To reduce the risk of Sudden Unexpected Infant Death, the American Academy of Pediatrics recommends sharing a room – but not the same sleep surface or bed – with an infant for the first six months to a year of age. According to a March 2020
Pediatrics study, “Factors Associated with Choice of Infant Sleep Locations,” fewer than half of mothers are exclusively practicing and intending to follow the AAP recommendations on roomsharing without bedsharing. The study, published online Feb. 7, found that actual practice and future intention for sleep location are not always consistent. Researchers enrolled 3,983 mothers from 32 hospitals between January 2011 and March 2014 and surveyed them about the locations where they intended for their infant to sleep in the near future, and where the infants actually slept the prior two weeks. While 59% of respondents reported that they intended to roomshare without bedsharing, only 45.4% of mothers had both practiced and then intended to exclusively roomshare without bedsharing. Compared with white mothers, black and Hispanic mothers were less likely to intend to have infants sleep in another room. Women who were black or a race other than white, as well as women with lower education levels, were more likely to intend to bedshare.
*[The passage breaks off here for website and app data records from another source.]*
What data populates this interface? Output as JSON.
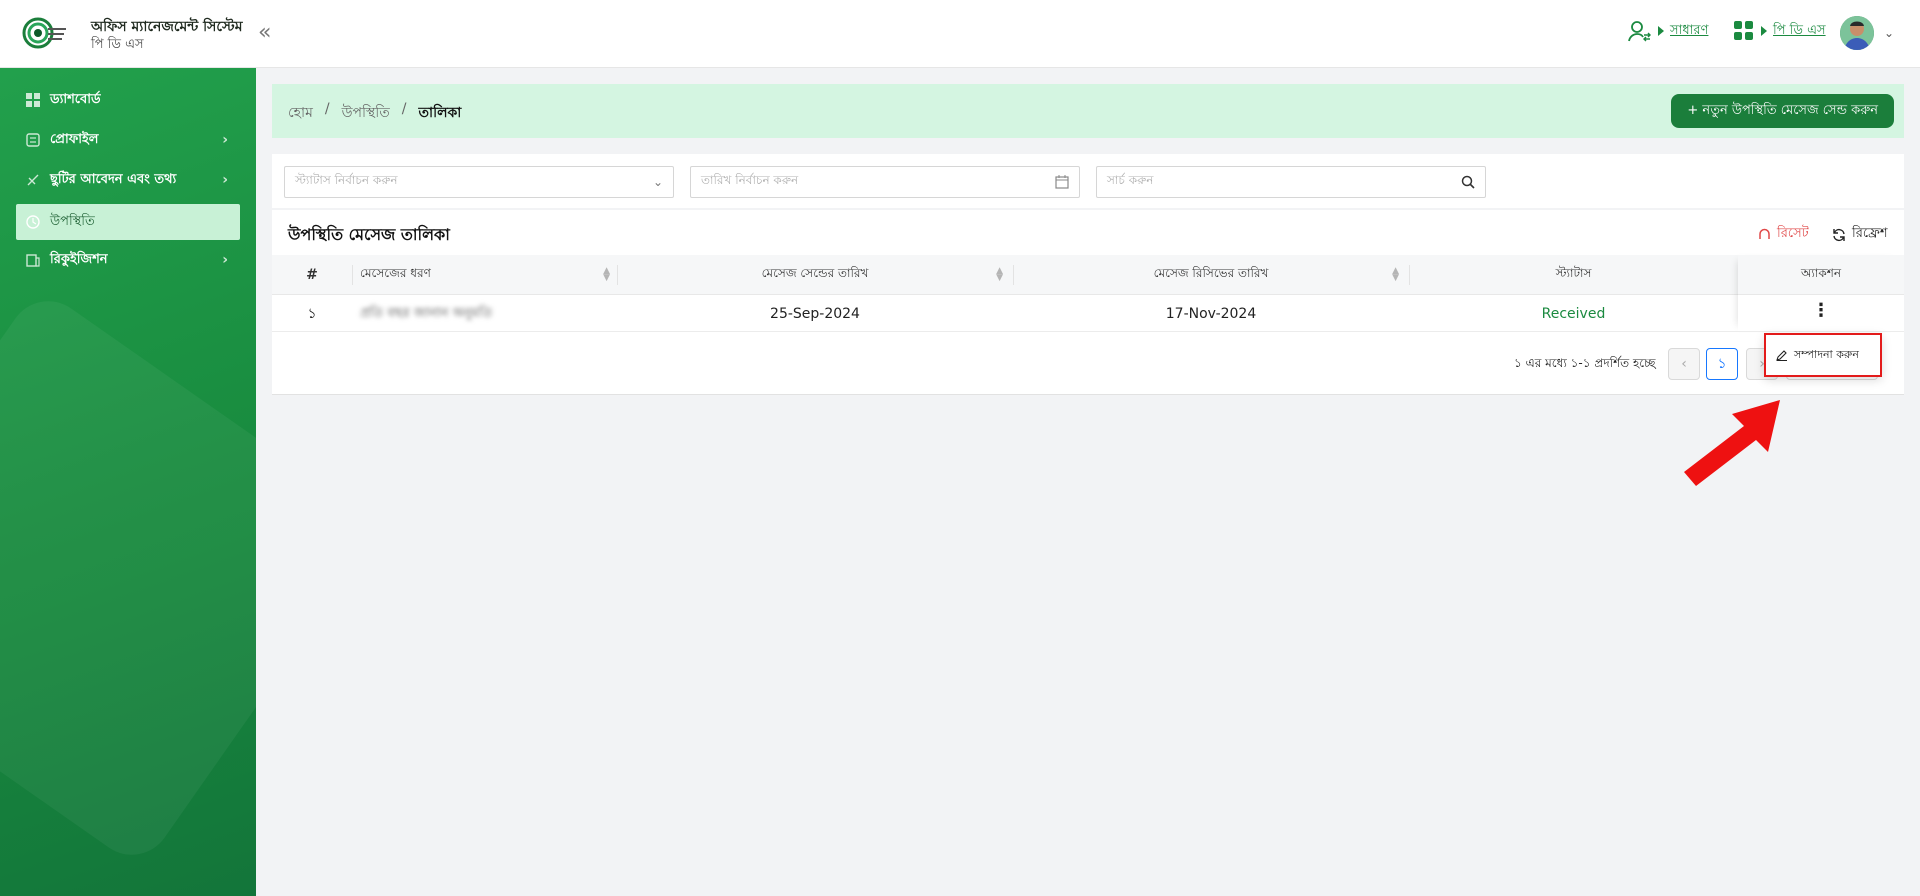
{
  "header": {
    "app_title": "অফিস ম্যানেজমেন্ট সিস্টেম",
    "app_subtitle": "পি ডি এস",
    "role_link": "সাধারণ",
    "office_link": "পি ডি এস"
  },
  "sidebar": {
    "items": [
      {
        "label": "ড্যাশবোর্ড"
      },
      {
        "label": "প্রোফাইল"
      },
      {
        "label": "ছুটির আবেদন এবং তথ্য"
      },
      {
        "label": "উপস্থিতি"
      },
      {
        "label": "রিকুইজিশন"
      }
    ]
  },
  "breadcrumb": {
    "home": "হোম",
    "section": "উপস্থিতি",
    "current": "তালিকা",
    "sep": "/"
  },
  "new_button": "+ নতুন উপস্থিতি মেসেজ সেন্ড করুন",
  "filters": {
    "status_placeholder": "স্ট্যাটাস নির্বাচন করুন",
    "date_placeholder": "তারিখ নির্বাচন করুন",
    "search_placeholder": "সার্চ করুন"
  },
  "table": {
    "title": "উপস্থিতি মেসেজ তালিকা",
    "reset": "রিসেট",
    "refresh": "রিফ্রেশ",
    "columns": [
      "#",
      "মেসেজের ধরণ",
      "মেসেজ সেন্ডের তারিখ",
      "মেসেজ রিসিভের তারিখ",
      "স্ট্যাটাস",
      "অ্যাকশন"
    ],
    "rows": [
      {
        "index": "১",
        "type": "প্রতি বছর জানান অনুমতি",
        "sent_date": "25-Sep-2024",
        "received_date": "17-Nov-2024",
        "status": "Received"
      }
    ]
  },
  "pagination": {
    "info": "১ এর মধ্যে ১-১ প্রদর্শিত হচ্ছে",
    "current_page": "১"
  },
  "action_menu": {
    "edit": "সম্পাদনা করুন"
  },
  "colors": {
    "brand_green": "#1b7e3b",
    "sidebar_green": "#1e9447",
    "highlight_red": "#e31b1b",
    "status_green": "#1b8a40"
  },
  "icons": [
    "logo",
    "double-chevron-left-icon",
    "user-switch-icon",
    "grid-apps-icon",
    "dashboard-icon",
    "profile-icon",
    "leave-icon",
    "clock-icon",
    "requisition-icon",
    "chevron-right-icon",
    "calendar-icon",
    "search-icon",
    "reset-icon",
    "refresh-icon",
    "sort-icon",
    "kebab-icon",
    "edit-icon",
    "arrow-pointer-icon"
  ]
}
The study showed that women who received advice from a doctor to roomshare without bedsharing were less likely to intend to bedshare. Maternal attitudes and perceived social norms favoring bedsharing had the strongest association with infant sleep locations, particularly in regard to bedsharing.
The American Academy of Pediatrics is an organization of 67,000 primary care pediatricians, pediatric medical subspecialists and pediatric surgical specialists dedicated to the health, safety and well-being of infants, children, adolescents and young adults.